Work task - If a line in the data below holds the word "création", include it in the count. Give only the final number.

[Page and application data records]

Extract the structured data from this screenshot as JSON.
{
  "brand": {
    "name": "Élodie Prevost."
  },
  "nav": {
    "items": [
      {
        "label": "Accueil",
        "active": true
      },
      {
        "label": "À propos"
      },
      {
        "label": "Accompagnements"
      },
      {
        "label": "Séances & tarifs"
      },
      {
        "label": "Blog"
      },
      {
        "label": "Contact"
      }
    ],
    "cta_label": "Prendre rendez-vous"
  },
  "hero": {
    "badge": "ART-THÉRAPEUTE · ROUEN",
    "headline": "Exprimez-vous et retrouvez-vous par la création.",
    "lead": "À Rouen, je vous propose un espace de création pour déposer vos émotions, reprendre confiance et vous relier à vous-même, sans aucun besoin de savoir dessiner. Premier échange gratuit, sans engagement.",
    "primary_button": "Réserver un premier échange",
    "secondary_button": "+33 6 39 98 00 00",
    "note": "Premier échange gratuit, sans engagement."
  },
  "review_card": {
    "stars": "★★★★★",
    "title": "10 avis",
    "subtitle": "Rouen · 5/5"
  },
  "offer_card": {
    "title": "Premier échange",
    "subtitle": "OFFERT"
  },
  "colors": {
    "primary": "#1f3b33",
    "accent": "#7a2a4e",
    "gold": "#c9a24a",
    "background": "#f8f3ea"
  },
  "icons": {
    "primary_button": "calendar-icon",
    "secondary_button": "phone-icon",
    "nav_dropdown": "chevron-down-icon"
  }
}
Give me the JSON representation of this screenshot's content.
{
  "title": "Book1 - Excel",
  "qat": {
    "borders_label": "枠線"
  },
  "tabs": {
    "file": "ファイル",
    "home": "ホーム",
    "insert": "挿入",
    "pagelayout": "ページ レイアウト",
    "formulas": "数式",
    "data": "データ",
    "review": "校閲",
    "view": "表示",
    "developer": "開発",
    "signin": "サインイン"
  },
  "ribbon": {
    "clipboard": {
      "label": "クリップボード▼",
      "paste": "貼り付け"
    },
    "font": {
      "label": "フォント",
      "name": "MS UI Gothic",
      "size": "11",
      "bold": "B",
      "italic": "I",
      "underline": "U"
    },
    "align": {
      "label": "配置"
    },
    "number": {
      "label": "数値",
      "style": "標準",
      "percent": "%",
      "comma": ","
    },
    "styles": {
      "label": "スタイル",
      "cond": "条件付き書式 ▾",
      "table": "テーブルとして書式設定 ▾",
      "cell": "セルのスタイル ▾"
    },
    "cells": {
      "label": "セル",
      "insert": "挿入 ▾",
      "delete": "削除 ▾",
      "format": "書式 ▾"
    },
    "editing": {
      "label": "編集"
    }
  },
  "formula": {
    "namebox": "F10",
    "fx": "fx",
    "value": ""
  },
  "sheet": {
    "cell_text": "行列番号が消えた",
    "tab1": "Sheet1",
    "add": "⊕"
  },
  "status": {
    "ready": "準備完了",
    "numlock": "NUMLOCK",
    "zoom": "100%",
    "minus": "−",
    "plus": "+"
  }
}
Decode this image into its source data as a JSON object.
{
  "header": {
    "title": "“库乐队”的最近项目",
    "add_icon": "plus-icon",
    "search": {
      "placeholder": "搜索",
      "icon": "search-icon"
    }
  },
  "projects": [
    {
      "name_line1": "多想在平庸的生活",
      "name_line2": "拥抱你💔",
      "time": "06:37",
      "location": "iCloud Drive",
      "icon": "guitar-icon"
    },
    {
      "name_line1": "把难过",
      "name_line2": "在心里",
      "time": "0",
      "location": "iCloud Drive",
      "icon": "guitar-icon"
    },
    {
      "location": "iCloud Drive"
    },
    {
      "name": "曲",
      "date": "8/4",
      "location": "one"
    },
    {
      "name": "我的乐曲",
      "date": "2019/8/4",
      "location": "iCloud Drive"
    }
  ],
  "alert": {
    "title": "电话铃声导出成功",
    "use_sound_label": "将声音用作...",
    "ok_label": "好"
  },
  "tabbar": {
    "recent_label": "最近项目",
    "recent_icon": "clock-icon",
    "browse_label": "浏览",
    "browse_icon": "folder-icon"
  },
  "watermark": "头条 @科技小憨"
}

Answer for the task - 2